Then someone notices that the linesman hasn’t moved for quite a while. He seems unwillingly stuck, too; frozen into an awkward position and stuck to his wires. It turns out that he has been electrocuted.
It’s only a short tale, but it has a grave fascination to it, an almost radioactive glow, as though all the sadness in the world had become focussed for a time on that half-deserted street in that half-empty town on the edge of the planet, many years ago.
After the reading I joined the hundreds of admirers who queued for her autograph.
‘That story about the dogs and the linesman,’ I said, ‘that was really wonderful.’
Ms Frame smiled anxiously and looked at the floor for a moment. She must have misheard me; perhaps she thought I was praising the story’s ‘authenticity’.
Or perhaps she wanted to test me.
She pursed her lips, looked me in the eye, and said firmly ‘I made it up, you know.’
‘Of course,’ I said. ‘Of course.’
This piece was first published in «The Australian» in 1995.
Later interpolation: Believe it or not, the Australian Superb Fairy Wren (I called them Blue Wrens when I was a chick) teach their unhatched chicks an individual secret shibboleth phrase while they’re still in the egg by whistling the special phrase every day for a week or so before the chicks hatch. When a bronze cuckoo lays her egg in the Fairy Wren’s nest, it hatches a few days later and kicks out the Fairy Wren eggs. But when the cuckoo chick calls for food, it fails to match the shibboleth call the Fairy Wren mother has taught her own chicks.
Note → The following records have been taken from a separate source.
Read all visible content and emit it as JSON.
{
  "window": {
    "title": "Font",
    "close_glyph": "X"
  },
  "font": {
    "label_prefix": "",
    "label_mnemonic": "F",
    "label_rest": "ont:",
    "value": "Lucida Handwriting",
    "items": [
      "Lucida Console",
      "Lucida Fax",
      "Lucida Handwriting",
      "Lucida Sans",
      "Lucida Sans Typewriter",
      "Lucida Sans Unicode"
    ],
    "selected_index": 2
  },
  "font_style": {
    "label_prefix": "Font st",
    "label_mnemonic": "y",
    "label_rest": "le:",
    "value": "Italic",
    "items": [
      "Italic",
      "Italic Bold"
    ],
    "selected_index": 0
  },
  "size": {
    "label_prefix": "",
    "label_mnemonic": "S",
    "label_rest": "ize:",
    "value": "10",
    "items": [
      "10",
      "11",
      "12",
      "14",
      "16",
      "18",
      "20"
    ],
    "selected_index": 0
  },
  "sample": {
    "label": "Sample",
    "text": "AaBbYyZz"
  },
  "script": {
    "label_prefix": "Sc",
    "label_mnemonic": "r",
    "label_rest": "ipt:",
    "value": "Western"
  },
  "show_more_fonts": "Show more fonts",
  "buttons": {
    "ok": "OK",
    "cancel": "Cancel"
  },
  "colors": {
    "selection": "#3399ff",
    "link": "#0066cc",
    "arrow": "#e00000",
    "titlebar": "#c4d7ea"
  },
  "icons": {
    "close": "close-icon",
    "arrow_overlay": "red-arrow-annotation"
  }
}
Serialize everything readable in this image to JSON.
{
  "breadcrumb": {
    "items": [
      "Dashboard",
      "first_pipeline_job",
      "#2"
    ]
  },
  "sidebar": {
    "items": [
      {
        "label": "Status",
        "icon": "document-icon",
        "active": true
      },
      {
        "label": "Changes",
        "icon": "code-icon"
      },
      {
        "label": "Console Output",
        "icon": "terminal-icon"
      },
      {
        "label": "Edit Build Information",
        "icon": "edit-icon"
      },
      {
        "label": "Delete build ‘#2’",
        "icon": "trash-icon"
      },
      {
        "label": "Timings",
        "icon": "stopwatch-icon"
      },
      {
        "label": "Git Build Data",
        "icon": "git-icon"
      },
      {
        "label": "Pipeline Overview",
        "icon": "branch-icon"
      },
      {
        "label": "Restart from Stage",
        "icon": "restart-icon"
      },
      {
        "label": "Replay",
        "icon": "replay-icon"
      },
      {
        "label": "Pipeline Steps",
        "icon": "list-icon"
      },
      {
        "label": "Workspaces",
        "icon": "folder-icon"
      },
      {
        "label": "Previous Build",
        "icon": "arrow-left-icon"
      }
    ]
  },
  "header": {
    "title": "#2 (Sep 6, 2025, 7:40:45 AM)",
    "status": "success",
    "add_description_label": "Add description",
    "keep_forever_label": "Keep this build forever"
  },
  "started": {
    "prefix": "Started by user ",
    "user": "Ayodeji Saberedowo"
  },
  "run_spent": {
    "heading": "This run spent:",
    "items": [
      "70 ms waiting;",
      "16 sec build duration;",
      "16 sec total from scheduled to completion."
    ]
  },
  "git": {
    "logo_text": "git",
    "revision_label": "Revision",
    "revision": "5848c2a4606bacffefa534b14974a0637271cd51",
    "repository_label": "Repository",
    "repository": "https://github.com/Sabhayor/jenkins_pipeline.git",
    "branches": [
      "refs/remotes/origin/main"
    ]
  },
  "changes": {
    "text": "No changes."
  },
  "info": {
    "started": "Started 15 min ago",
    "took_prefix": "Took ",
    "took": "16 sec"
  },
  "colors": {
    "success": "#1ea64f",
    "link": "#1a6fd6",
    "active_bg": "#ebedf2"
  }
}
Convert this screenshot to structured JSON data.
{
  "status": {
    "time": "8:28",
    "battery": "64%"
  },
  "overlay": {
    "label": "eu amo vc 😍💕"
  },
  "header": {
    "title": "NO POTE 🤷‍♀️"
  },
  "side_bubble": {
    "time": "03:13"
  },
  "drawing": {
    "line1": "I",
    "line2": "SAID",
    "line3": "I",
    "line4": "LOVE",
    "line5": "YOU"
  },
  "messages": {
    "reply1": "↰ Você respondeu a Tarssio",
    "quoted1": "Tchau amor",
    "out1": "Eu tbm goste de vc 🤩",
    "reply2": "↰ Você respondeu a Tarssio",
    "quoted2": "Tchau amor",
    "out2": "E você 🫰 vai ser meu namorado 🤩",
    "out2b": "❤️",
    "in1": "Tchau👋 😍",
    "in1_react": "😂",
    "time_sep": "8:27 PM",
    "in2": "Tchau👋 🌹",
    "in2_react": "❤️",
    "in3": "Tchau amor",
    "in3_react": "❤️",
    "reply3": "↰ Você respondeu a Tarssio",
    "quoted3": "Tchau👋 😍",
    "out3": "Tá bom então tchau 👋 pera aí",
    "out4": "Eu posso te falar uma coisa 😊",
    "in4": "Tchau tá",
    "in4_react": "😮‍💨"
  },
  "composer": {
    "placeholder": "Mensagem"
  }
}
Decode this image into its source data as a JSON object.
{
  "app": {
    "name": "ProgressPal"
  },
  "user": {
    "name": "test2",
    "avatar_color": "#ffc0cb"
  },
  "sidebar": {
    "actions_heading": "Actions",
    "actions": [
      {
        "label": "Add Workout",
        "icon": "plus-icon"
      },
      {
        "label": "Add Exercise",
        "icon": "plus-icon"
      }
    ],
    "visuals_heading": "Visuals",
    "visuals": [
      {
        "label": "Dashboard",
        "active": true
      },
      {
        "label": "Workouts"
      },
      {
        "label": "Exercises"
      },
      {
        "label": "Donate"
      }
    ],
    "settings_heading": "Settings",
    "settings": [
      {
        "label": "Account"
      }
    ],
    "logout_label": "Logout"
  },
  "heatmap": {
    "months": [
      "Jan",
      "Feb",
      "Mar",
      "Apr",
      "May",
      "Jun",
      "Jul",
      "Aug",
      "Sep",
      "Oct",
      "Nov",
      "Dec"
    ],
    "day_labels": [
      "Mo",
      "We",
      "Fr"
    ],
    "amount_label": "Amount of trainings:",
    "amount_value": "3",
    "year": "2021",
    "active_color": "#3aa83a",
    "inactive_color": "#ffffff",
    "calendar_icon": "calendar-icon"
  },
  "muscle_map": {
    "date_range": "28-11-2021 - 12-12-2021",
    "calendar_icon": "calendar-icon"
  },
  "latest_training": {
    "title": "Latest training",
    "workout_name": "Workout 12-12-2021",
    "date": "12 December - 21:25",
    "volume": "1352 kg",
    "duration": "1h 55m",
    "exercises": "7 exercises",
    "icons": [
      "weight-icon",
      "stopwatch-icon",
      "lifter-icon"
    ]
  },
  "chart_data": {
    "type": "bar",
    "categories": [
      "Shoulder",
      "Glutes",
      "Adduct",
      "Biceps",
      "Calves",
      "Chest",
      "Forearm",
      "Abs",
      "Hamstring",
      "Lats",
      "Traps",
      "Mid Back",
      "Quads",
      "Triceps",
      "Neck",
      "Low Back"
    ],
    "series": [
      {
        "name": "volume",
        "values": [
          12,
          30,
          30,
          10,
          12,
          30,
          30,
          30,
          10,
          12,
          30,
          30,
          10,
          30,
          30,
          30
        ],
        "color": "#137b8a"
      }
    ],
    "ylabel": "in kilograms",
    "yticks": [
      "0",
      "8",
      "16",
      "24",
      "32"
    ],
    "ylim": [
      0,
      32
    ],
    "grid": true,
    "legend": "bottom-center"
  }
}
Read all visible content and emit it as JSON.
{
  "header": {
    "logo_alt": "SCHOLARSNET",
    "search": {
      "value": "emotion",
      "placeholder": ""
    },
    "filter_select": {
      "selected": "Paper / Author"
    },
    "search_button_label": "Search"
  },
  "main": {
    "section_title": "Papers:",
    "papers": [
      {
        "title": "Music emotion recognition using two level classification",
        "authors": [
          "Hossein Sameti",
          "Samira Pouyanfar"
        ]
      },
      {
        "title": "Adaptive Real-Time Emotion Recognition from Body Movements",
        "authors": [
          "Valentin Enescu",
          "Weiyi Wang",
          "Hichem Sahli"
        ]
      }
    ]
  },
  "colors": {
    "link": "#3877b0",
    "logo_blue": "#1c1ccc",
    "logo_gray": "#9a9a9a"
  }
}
The Fairy Wren leaves the nest soon after, and the cuckoo hatchling dies. Read more about it in detail from this site, written by “grrlScientist”, here.